--- Provided entries Enclosed Below ---

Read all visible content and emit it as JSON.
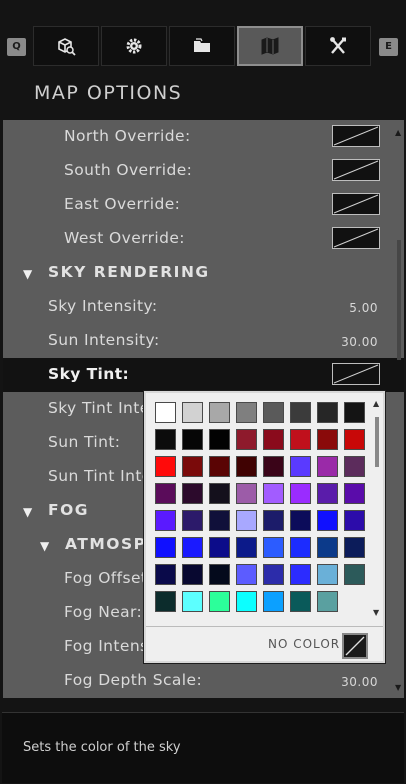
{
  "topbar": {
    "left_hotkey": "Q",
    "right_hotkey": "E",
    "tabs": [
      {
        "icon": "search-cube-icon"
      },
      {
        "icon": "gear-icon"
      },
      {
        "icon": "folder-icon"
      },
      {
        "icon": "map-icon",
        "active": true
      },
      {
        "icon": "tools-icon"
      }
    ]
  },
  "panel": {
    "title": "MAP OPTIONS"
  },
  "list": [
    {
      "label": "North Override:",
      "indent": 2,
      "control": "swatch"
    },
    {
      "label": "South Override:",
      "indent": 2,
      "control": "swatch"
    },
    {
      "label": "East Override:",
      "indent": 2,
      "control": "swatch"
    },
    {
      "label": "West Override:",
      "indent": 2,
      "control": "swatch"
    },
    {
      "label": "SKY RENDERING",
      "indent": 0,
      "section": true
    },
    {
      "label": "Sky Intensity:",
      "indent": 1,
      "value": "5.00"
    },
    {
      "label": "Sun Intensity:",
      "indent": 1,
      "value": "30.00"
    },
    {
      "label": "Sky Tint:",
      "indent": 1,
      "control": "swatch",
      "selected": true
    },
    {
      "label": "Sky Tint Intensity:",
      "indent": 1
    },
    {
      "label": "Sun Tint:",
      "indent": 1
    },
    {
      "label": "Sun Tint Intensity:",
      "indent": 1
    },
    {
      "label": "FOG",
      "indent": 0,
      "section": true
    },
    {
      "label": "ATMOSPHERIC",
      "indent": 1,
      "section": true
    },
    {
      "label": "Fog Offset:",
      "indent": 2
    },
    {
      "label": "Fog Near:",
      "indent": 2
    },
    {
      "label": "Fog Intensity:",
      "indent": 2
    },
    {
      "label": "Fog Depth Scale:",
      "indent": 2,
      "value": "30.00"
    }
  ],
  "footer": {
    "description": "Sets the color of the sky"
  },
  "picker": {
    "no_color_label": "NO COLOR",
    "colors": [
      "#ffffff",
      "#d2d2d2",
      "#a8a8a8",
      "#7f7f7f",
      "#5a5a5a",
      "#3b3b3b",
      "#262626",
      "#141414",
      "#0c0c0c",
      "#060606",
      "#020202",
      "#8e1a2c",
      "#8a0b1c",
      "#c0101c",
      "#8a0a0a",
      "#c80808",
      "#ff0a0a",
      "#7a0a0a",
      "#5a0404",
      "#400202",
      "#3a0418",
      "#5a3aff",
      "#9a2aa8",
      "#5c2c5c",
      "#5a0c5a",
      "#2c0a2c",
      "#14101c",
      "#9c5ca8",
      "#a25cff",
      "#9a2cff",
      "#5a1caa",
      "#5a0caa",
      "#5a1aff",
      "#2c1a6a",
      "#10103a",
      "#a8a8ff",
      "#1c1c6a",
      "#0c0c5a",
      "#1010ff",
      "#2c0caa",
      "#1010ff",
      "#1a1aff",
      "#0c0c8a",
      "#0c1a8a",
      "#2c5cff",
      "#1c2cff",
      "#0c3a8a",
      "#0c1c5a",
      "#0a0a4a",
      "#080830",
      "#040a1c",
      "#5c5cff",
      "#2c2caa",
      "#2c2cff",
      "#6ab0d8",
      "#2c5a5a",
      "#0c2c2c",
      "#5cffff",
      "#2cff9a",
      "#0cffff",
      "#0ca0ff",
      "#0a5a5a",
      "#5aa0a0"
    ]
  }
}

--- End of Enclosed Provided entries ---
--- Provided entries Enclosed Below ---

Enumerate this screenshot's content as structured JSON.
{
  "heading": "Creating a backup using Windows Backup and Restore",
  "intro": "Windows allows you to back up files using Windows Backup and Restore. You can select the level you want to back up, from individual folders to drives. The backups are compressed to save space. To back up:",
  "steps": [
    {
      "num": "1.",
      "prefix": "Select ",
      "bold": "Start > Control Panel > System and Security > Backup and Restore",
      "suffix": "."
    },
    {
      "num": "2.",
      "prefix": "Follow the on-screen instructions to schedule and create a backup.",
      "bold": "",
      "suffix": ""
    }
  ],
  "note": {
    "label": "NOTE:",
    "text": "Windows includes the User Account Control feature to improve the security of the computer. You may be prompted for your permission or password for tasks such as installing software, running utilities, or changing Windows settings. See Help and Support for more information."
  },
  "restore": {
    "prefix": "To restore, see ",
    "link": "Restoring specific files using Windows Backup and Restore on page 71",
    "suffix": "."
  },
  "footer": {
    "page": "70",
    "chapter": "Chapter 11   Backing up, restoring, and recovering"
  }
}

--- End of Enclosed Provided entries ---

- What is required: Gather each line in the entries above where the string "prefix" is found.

- Answer to the exercise:
      "prefix": "Select ",
      "prefix": "Follow the on-screen instructions to schedule and create a backup.",
    "prefix": "To restore, see ",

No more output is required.